Heffner v. Montana State Fund [07/13/07] 2007 MTWCC 29 Where Petitioner suffered several serious injuries as a result of an industrial accident that occurred approximately eight years prior to the first concrete piece of medical evidence indicating a possible disk herniation at the L4-L5 disk level, and some twenty-four years prior to the detection of a large fragment at the same level, the Court finds that Petitioner failed to satisfy his burden of proof that his herniation and fragment are the result of his industrial accident. The mere possibility that his disk herniation is related to the accident is not sufficient to satisfy this burden. Viewed in its totality, the evidence relating the herniation and fragment is too scant to meet Petitioner’s burden.
Somerville v. MACo Workers' Compensation Trust [06/11/07] 2007 MTWCC 20 Petitioner has the burden of proving by a preponderance of the evidence that he is entitled to the benefits he seeks, therefore if the evidence is equally balanced, Petitioner will not have met his burden of proof and will not prevail. In this case, where the Court had doubts as to the credibility of witnesses for both sides but found Respondent’s witnesses slightly more credible, Petitioner has not met his burden of proof.

Benhart v. Liberty Northwest [01/05/07] 2007 MTWCC 3 If a claimant receiving TTD benefits contends that he is entitled to PTD benefits, the insurer bears the burden of proving that it has met the requirements of § 39-71-609(2)(c), MCA, in order to demonstrate that the claimant is not entitled to PTD benefits. Weisgerber v. American Home Assurance Co., 2005 MTWCC 8, ¶ 32. Where Respondent has submitted no approved job analyses, it has not met its burden as it has failed to prove that any job exists which Petitioner would have been capable of performing.

Peters v. State Fund [6/29/04] 2004 MTWCC 52 A claimant must show more than a mere possibility that an industrial accident occurred.
Cuellar v. Vanliner Ins. Co. [6/24/04] 2004 MTWCC 51 The claimant has the burden of proving a causal connection between the industrial accident and the medical condition for which compensation is sought.

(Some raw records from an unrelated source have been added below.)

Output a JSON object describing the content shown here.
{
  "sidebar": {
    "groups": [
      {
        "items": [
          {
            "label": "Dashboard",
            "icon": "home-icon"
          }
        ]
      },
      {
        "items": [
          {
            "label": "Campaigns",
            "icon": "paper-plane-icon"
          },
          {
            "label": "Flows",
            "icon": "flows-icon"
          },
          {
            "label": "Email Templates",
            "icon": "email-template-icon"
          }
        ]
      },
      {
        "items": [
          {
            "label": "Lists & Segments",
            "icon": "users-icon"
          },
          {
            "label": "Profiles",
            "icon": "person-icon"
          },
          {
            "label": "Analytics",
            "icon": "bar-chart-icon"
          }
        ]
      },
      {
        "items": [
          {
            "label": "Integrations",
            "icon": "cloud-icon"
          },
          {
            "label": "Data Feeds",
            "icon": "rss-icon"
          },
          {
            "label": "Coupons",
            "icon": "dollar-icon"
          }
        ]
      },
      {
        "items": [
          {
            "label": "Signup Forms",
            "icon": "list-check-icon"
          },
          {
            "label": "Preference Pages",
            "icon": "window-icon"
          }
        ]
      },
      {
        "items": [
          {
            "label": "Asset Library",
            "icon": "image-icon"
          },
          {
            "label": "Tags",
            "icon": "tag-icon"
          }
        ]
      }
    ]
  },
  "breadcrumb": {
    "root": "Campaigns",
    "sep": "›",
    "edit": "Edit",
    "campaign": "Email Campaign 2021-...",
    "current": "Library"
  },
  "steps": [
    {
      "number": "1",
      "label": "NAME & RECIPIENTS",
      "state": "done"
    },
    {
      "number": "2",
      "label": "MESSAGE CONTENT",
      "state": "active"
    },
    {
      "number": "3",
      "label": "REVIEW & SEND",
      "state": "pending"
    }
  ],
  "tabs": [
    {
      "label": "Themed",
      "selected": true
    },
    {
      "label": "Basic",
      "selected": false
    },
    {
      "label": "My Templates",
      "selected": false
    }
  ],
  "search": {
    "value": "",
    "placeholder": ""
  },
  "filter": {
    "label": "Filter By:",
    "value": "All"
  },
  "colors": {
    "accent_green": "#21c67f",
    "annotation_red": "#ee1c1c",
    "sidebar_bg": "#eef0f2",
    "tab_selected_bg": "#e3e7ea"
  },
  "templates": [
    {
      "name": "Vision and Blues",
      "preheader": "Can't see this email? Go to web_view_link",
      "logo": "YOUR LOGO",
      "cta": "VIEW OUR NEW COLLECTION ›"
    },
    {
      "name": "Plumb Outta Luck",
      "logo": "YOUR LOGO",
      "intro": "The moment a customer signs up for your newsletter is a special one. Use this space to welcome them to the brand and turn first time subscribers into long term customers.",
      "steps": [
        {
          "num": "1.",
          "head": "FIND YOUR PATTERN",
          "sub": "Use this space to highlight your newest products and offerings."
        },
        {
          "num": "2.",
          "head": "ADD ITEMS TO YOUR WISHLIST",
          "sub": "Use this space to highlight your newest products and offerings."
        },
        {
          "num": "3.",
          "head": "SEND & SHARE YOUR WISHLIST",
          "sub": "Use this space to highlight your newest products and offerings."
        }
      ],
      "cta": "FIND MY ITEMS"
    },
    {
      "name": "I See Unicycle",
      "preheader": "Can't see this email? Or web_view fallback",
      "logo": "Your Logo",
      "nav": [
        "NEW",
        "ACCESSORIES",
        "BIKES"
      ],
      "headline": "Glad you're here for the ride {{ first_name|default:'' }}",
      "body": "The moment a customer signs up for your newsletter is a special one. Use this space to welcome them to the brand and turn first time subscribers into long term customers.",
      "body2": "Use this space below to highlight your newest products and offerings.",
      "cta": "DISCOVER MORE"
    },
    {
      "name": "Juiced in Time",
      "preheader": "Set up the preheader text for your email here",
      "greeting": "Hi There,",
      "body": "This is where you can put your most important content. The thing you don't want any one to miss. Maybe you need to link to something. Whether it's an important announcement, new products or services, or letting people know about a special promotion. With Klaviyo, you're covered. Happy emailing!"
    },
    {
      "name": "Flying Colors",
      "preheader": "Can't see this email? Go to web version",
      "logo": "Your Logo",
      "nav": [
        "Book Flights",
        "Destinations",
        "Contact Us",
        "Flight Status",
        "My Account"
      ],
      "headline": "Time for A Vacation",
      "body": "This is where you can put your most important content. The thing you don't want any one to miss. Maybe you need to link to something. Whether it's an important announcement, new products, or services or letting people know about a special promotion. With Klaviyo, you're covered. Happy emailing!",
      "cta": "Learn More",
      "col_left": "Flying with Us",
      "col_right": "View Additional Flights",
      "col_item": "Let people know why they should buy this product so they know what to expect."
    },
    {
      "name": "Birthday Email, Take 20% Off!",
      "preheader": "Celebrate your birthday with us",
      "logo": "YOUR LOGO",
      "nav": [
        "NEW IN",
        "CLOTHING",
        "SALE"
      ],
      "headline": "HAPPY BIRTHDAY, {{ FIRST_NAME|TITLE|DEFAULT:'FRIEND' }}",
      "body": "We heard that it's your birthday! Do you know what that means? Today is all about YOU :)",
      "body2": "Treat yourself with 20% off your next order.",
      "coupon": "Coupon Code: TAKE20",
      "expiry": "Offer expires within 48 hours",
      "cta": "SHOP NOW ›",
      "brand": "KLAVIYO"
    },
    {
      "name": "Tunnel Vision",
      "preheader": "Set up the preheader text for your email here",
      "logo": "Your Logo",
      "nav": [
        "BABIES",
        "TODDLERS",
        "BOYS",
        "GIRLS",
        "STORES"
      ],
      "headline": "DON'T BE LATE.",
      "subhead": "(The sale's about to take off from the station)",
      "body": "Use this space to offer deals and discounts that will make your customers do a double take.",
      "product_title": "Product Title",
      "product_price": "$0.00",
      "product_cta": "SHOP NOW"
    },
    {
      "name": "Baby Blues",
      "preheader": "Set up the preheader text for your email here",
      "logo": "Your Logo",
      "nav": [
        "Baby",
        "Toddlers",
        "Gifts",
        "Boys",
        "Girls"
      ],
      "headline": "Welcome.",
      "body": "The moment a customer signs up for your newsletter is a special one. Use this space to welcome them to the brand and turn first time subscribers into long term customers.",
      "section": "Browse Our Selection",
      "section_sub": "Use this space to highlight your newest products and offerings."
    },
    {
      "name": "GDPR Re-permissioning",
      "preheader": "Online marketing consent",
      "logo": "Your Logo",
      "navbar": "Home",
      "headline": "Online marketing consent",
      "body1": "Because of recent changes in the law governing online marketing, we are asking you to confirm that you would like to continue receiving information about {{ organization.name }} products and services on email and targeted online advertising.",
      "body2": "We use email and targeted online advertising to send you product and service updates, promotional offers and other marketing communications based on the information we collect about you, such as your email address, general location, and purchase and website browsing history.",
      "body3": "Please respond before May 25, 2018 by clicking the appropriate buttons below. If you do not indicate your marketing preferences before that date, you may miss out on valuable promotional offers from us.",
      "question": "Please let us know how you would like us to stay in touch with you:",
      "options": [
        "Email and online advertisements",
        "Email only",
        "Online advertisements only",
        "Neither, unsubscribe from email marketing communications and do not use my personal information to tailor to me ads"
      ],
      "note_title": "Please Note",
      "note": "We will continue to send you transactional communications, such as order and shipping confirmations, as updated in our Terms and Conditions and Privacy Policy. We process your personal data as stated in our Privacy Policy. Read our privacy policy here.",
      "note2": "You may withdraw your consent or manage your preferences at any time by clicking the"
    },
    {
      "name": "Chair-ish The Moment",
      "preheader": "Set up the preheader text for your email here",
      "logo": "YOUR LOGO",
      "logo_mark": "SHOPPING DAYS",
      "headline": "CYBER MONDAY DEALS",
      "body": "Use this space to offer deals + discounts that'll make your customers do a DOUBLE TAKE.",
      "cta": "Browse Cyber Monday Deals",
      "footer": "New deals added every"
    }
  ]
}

Thompson v. Liberty NW Ins. Corp. [2/25/04] 2004 MTWCC 16 A claimant who disputes the impairment rating and maximum medical improvement finding of his own treating physician bears the burden of persuading the Court that some other impairment rating and or MMI date are more accurate. Where claimant failed to present any medical opinions contrary to those of his treating physician, he failed to carry his burden and the Court must adopt the treating physician's findings.
Oswald v. Horizon CMS Healthcare Corp. [3/10/03] 2003 MTWCC 19 Claimant must not prove with certainty that her condition was caused by a work-related incident or eliminate all other possible causes, she need only prove that a work-related incident is more likely than not the cause of her condition.
Walker v. Great West Casualty [1/25/02] 2002 MTWCC 4 The claimant has the burden of proving that his medical condition is related to his industrial accident.
ERD/UEF v. Total Mechanical Heating [11/17/00] 2000 MTWCC 71 Evaluation of one item of evidence does not amount to shifting the burden of proof where the ultimate burden is not shifted.
Garcia v. Uninsured Employers' Fund [6/16/98] 1998 MTWCC 53. Where an uninsured employer files a petition in the WCC to challenge the UEF's determination that a claimant is entitled to benefits and that it must reimburse the UEF, the action is in the nature of an action for declaratory judgment and the burden of proof is properly with the UEF, which would have that burden if it sought to collect reimbursement from petitioner. [Note: Although the WCC decision was affirmed on appeal in Garcia v. Uninsured Employers' Fund, 1999 MT 35N, an unpublished, nonciteable opinion, the Supreme Court did not reach the issue of burden of proof.]